International Security Publications
Below are excerpts from recent official statements in which environment and population issues are prominently cited in the context of security and national interests.
ECSP invited analysts to address whether global poverty should and can be a U.S. national security issue.
Using geo-referenced data, Clionadh Raleigh and Henrik Urdal find that population growth and density are related to increased civil conflict, but that demographic and environmental factors are generally outweighed by political and economic ones.
Excerpts from recent official statements in which environment and population issues are prominently cited in the context of security and national interests.
The journal Political Geography has devoted an entire issue to exploring the links between climate change and violent conflict.
Excerpts from recent official statements in which environmental issues are cited in the context of security institutions and national interests, and reviews by experts of new publications.
Fire & Water: Technologies, Institutions, and Social Issues in Arms Control and Transboundary Water-Resource AgreementsJul 07, 2011
A recent workshop highlights the closeness of national security and environmental concerns through explicitly comparing the technologies, institutions, and social issues in two seemingly disparate fields: arms control and transboundary water resources.
The authors use population age structure and recent history of civil unrest to project risks of civil conflict into the future.
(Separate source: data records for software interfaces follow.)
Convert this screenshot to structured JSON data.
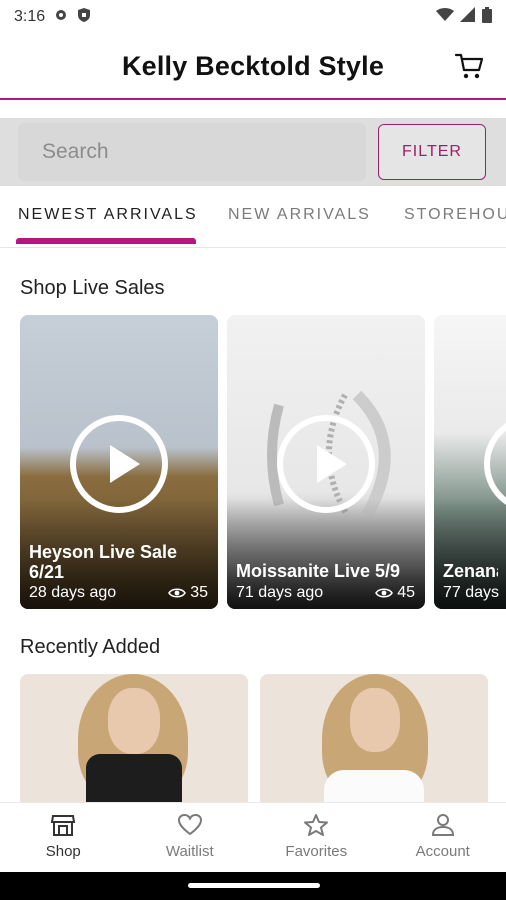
{
  "status_bar": {
    "time": "3:16",
    "icons": [
      "settings-gear-icon",
      "shield-icon",
      "wifi-icon",
      "signal-icon",
      "battery-icon"
    ]
  },
  "header": {
    "title": "Kelly Becktold Style",
    "cart_icon": "cart-icon",
    "accent_color": "#b5177e"
  },
  "search": {
    "placeholder": "Search",
    "filter_label": "FILTER"
  },
  "tabs": [
    {
      "label": "NEWEST ARRIVALS",
      "active": true
    },
    {
      "label": "NEW ARRIVALS",
      "active": false
    },
    {
      "label": "STOREHOU",
      "active": false
    }
  ],
  "live_section": {
    "title": "Shop Live Sales",
    "cards": [
      {
        "title": "Heyson Live Sale 6/21",
        "age": "28 days ago",
        "views": "35"
      },
      {
        "title": "Moissanite Live 5/9",
        "age": "71 days ago",
        "views": "45"
      },
      {
        "title": "Zenana",
        "age": "77 days",
        "views": ""
      }
    ]
  },
  "recent_section": {
    "title": "Recently Added"
  },
  "bottom_nav": [
    {
      "label": "Shop",
      "icon": "shop-icon",
      "active": true
    },
    {
      "label": "Waitlist",
      "icon": "heart-icon",
      "active": false
    },
    {
      "label": "Favorites",
      "icon": "star-icon",
      "active": false
    },
    {
      "label": "Account",
      "icon": "person-icon",
      "active": false
    }
  ]
}
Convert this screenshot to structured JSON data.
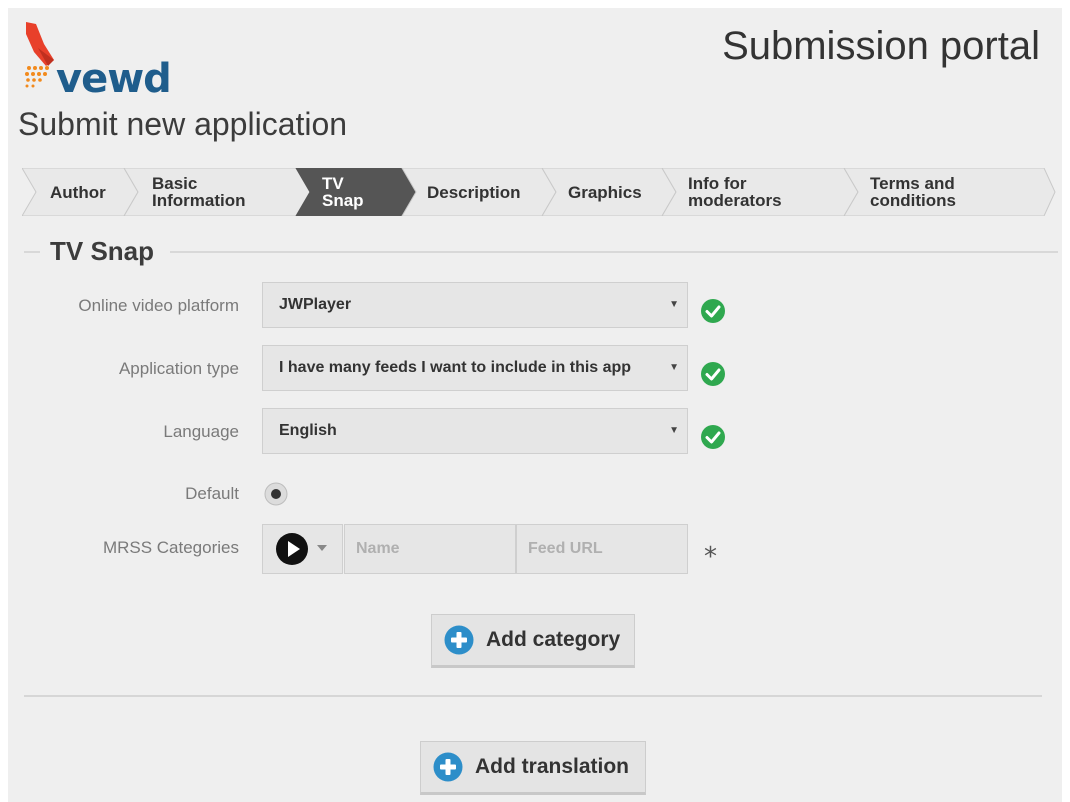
{
  "header": {
    "logo_text": "vewd",
    "portal_title": "Submission portal",
    "page_title": "Submit new application"
  },
  "steps": [
    {
      "label_line1": "Author",
      "label_line2": "",
      "active": false
    },
    {
      "label_line1": "Basic",
      "label_line2": "Information",
      "active": false
    },
    {
      "label_line1": "TV",
      "label_line2": "Snap",
      "active": true
    },
    {
      "label_line1": "Description",
      "label_line2": "",
      "active": false
    },
    {
      "label_line1": "Graphics",
      "label_line2": "",
      "active": false
    },
    {
      "label_line1": "Info for",
      "label_line2": "moderators",
      "active": false
    },
    {
      "label_line1": "Terms and",
      "label_line2": "conditions",
      "active": false
    }
  ],
  "section": {
    "legend": "TV Snap"
  },
  "fields": {
    "platform": {
      "label": "Online video platform",
      "value": "JWPlayer",
      "valid": true
    },
    "app_type": {
      "label": "Application type",
      "value": "I have many feeds I want to include in this app",
      "valid": true
    },
    "language": {
      "label": "Language",
      "value": "English",
      "valid": true
    },
    "default": {
      "label": "Default",
      "selected": true
    },
    "mrss": {
      "label": "MRSS Categories",
      "icon": "play-circle-icon",
      "name_placeholder": "Name",
      "url_placeholder": "Feed URL",
      "required_mark": "*"
    }
  },
  "buttons": {
    "add_category": "Add category",
    "add_translation": "Add translation"
  },
  "colors": {
    "active_step": "#555555",
    "check_green": "#2fa84f",
    "plus_blue": "#2d8ec9",
    "logo_blue": "#1f5d8c",
    "logo_red": "#e8402a",
    "logo_orange": "#f28a1d"
  }
}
The author discusses four significant demographic issues in the context of the ecological security framework: population growth, movements, graying, and differential growth.